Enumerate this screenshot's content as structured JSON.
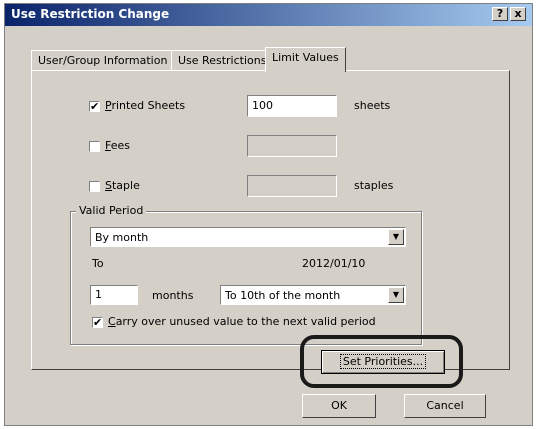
{
  "window": {
    "title": "Use Restriction Change",
    "help_label": "?",
    "close_label": "x"
  },
  "tabs": [
    {
      "label": "User/Group Information"
    },
    {
      "label": "Use Restrictions"
    },
    {
      "label": "Limit Values"
    }
  ],
  "limits": {
    "printed_sheets": {
      "first_letter": "P",
      "rest": "rinted Sheets",
      "checked": true,
      "value": "100",
      "unit": "sheets"
    },
    "fees": {
      "first_letter": "F",
      "rest": "ees",
      "checked": false,
      "value": ""
    },
    "staple": {
      "first_letter": "S",
      "rest": "taple",
      "checked": false,
      "value": "",
      "unit": "staples"
    }
  },
  "valid_period": {
    "legend": "Valid Period",
    "period_option": "By month",
    "to_label": "To",
    "to_date": "2012/01/10",
    "months_value": "1",
    "months_label": "months",
    "day_option": "To 10th of the month",
    "carry_over": {
      "first_letter": "C",
      "rest": "arry over unused value to the next valid period",
      "checked": true
    }
  },
  "buttons": {
    "set_priorities": "Set Priorities...",
    "ok": "OK",
    "cancel": "Cancel"
  },
  "check_mark": "✔",
  "colors": {
    "titlebar": "#0a246a",
    "dialog_bg": "#d4d0c8",
    "highlight_ring": "#1a1a1a"
  }
}
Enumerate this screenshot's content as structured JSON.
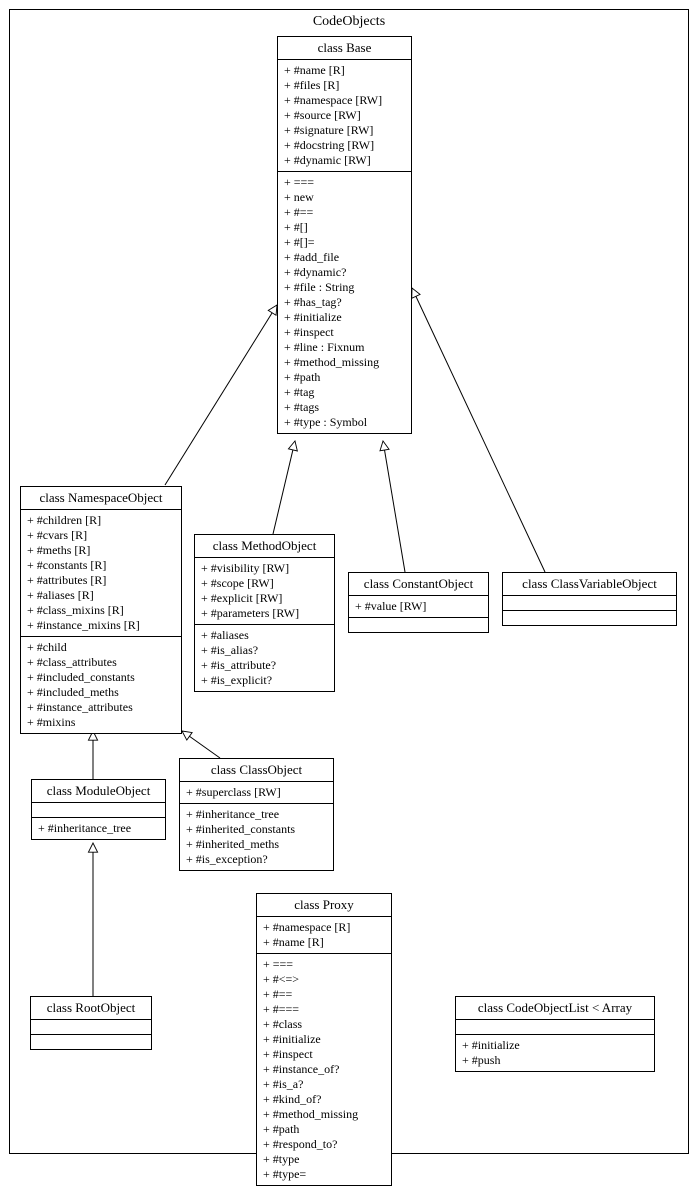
{
  "package_title": "CodeObjects",
  "classes": {
    "base": {
      "title": "class Base",
      "attrs": [
        "+ #name [R]",
        "+ #files [R]",
        "+ #namespace [RW]",
        "+ #source [RW]",
        "+ #signature [RW]",
        "+ #docstring [RW]",
        "+ #dynamic [RW]"
      ],
      "ops": [
        "+ ===",
        "+ new",
        "+ #==",
        "+ #[]",
        "+ #[]=",
        "+ #add_file",
        "+ #dynamic?",
        "+ #file : String",
        "+ #has_tag?",
        "+ #initialize",
        "+ #inspect",
        "+ #line : Fixnum",
        "+ #method_missing",
        "+ #path",
        "+ #tag",
        "+ #tags",
        "+ #type : Symbol"
      ]
    },
    "namespaceObject": {
      "title": "class NamespaceObject",
      "attrs": [
        "+ #children [R]",
        "+ #cvars [R]",
        "+ #meths [R]",
        "+ #constants [R]",
        "+ #attributes [R]",
        "+ #aliases [R]",
        "+ #class_mixins [R]",
        "+ #instance_mixins [R]"
      ],
      "ops": [
        "+ #child",
        "+ #class_attributes",
        "+ #included_constants",
        "+ #included_meths",
        "+ #instance_attributes",
        "+ #mixins"
      ]
    },
    "methodObject": {
      "title": "class MethodObject",
      "attrs": [
        "+ #visibility [RW]",
        "+ #scope [RW]",
        "+ #explicit [RW]",
        "+ #parameters [RW]"
      ],
      "ops": [
        "+ #aliases",
        "+ #is_alias?",
        "+ #is_attribute?",
        "+ #is_explicit?"
      ]
    },
    "constantObject": {
      "title": "class ConstantObject",
      "attrs": [
        "+ #value [RW]"
      ]
    },
    "classVariableObject": {
      "title": "class ClassVariableObject"
    },
    "moduleObject": {
      "title": "class ModuleObject",
      "ops": [
        "+ #inheritance_tree"
      ]
    },
    "classObject": {
      "title": "class ClassObject",
      "attrs": [
        "+ #superclass [RW]"
      ],
      "ops": [
        "+ #inheritance_tree",
        "+ #inherited_constants",
        "+ #inherited_meths",
        "+ #is_exception?"
      ]
    },
    "rootObject": {
      "title": "class RootObject"
    },
    "proxy": {
      "title": "class Proxy",
      "attrs": [
        "+ #namespace [R]",
        "+ #name [R]"
      ],
      "ops": [
        "+ ===",
        "+ #<=>",
        "+ #==",
        "+ #===",
        "+ #class",
        "+ #initialize",
        "+ #inspect",
        "+ #instance_of?",
        "+ #is_a?",
        "+ #kind_of?",
        "+ #method_missing",
        "+ #path",
        "+ #respond_to?",
        "+ #type",
        "+ #type="
      ]
    },
    "codeObjectList": {
      "title": "class CodeObjectList < Array",
      "ops": [
        "+ #initialize",
        "+ #push"
      ]
    }
  }
}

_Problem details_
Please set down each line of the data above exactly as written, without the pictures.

_Result_
Enumerate this screenshot's content as structured JSON.
{
  "window": {
    "title": "Use Restriction Change",
    "help_label": "?",
    "close_label": "x"
  },
  "tabs": [
    {
      "label": "User/Group Information"
    },
    {
      "label": "Use Restrictions"
    },
    {
      "label": "Limit Values"
    }
  ],
  "limits": {
    "printed_sheets": {
      "first_letter": "P",
      "rest": "rinted Sheets",
      "checked": true,
      "value": "100",
      "unit": "sheets"
    },
    "fees": {
      "first_letter": "F",
      "rest": "ees",
      "checked": false,
      "value": ""
    },
    "staple": {
      "first_letter": "S",
      "rest": "taple",
      "checked": false,
      "value": "",
      "unit": "staples"
    }
  },
  "valid_period": {
    "legend": "Valid Period",
    "period_option": "By month",
    "to_label": "To",
    "to_date": "2012/01/10",
    "months_value": "1",
    "months_label": "months",
    "day_option": "To 10th of the month",
    "carry_over": {
      "first_letter": "C",
      "rest": "arry over unused value to the next valid period",
      "checked": true
    }
  },
  "buttons": {
    "set_priorities": "Set Priorities...",
    "ok": "OK",
    "cancel": "Cancel"
  },
  "check_mark": "✔",
  "colors": {
    "titlebar": "#0a246a",
    "dialog_bg": "#d4d0c8",
    "highlight_ring": "#1a1a1a"
  }
}
Enumerate this screenshot's content as structured JSON.
{
  "package_title": "CodeObjects",
  "classes": {
    "base": {
      "title": "class Base",
      "attrs": [
        "+ #name [R]",
        "+ #files [R]",
        "+ #namespace [RW]",
        "+ #source [RW]",
        "+ #signature [RW]",
        "+ #docstring [RW]",
        "+ #dynamic [RW]"
      ],
      "ops": [
        "+ ===",
        "+ new",
        "+ #==",
        "+ #[]",
        "+ #[]=",
        "+ #add_file",
        "+ #dynamic?",
        "+ #file : String",
        "+ #has_tag?",
        "+ #initialize",
        "+ #inspect",
        "+ #line : Fixnum",
        "+ #method_missing",
        "+ #path",
        "+ #tag",
        "+ #tags",
        "+ #type : Symbol"
      ]
    },
    "namespaceObject": {
      "title": "class NamespaceObject",
      "attrs": [
        "+ #children [R]",
        "+ #cvars [R]",
        "+ #meths [R]",
        "+ #constants [R]",
        "+ #attributes [R]",
        "+ #aliases [R]",
        "+ #class_mixins [R]",
        "+ #instance_mixins [R]"
      ],
      "ops": [
        "+ #child",
        "+ #class_attributes",
        "+ #included_constants",
        "+ #included_meths",
        "+ #instance_attributes",
        "+ #mixins"
      ]
    },
    "methodObject": {
      "title": "class MethodObject",
      "attrs": [
        "+ #visibility [RW]",
        "+ #scope [RW]",
        "+ #explicit [RW]",
        "+ #parameters [RW]"
      ],
      "ops": [
        "+ #aliases",
        "+ #is_alias?",
        "+ #is_attribute?",
        "+ #is_explicit?"
      ]
    },
    "constantObject": {
      "title": "class ConstantObject",
      "attrs": [
        "+ #value [RW]"
      ]
    },
    "classVariableObject": {
      "title": "class ClassVariableObject"
    },
    "moduleObject": {
      "title": "class ModuleObject",
      "ops": [
        "+ #inheritance_tree"
      ]
    },
    "classObject": {
      "title": "class ClassObject",
      "attrs": [
        "+ #superclass [RW]"
      ],
      "ops": [
        "+ #inheritance_tree",
        "+ #inherited_constants",
        "+ #inherited_meths",
        "+ #is_exception?"
      ]
    },
    "rootObject": {
      "title": "class RootObject"
    },
    "proxy": {
      "title": "class Proxy",
      "attrs": [
        "+ #namespace [R]",
        "+ #name [R]"
      ],
      "ops": [
        "+ ===",
        "+ #<=>",
        "+ #==",
        "+ #===",
        "+ #class",
        "+ #initialize",
        "+ #inspect",
        "+ #instance_of?",
        "+ #is_a?",
        "+ #kind_of?",
        "+ #method_missing",
        "+ #path",
        "+ #respond_to?",
        "+ #type",
        "+ #type="
      ]
    },
    "codeObjectList": {
      "title": "class CodeObjectList < Array",
      "ops": [
        "+ #initialize",
        "+ #push"
      ]
    }
  }
}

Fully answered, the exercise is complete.